Extracted records:

□ □ □ □

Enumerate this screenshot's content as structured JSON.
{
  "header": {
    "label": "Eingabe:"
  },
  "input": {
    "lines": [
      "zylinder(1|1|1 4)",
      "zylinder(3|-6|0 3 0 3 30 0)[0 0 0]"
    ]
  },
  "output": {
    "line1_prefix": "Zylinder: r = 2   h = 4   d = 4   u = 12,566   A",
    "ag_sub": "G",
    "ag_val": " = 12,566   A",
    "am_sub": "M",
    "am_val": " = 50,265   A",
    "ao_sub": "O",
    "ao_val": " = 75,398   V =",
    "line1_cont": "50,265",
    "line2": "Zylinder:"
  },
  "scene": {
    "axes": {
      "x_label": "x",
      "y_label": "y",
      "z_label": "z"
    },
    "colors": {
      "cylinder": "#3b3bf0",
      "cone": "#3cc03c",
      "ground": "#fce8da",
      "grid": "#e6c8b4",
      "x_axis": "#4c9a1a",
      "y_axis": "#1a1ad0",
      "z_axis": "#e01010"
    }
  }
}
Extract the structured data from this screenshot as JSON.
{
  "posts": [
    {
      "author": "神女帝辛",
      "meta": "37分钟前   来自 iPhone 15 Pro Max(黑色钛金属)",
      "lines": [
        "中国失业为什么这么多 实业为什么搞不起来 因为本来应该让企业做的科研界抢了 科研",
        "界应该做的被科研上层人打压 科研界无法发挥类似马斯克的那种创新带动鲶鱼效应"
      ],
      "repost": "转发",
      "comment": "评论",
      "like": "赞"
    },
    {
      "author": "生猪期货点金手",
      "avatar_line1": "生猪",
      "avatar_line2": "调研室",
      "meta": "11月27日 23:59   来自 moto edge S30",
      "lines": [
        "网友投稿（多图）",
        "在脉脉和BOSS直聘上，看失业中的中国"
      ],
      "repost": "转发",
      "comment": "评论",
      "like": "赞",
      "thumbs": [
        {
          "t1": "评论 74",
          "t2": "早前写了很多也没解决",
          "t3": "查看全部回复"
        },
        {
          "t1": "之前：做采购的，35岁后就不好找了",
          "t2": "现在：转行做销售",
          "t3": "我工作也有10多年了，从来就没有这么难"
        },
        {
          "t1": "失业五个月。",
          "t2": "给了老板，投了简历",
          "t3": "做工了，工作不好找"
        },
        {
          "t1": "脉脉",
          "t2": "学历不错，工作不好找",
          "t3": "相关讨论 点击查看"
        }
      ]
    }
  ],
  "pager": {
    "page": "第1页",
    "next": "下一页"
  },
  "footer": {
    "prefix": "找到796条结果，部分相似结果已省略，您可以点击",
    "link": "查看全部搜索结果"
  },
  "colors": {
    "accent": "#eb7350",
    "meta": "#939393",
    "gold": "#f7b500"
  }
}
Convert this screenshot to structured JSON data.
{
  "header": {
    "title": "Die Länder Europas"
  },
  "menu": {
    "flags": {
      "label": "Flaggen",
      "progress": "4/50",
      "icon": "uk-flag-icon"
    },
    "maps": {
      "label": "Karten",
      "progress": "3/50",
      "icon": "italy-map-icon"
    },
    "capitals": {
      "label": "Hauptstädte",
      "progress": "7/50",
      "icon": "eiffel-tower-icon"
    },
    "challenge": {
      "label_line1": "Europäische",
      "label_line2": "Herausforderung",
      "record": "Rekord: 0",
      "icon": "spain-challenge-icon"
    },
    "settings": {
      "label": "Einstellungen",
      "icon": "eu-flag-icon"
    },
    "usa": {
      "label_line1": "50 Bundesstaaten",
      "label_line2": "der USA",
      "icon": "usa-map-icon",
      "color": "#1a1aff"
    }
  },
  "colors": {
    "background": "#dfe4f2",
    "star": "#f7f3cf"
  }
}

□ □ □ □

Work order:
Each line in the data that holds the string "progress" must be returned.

Worked solution:
      "progress": "4/50",
      "progress": "3/50",
      "progress": "7/50",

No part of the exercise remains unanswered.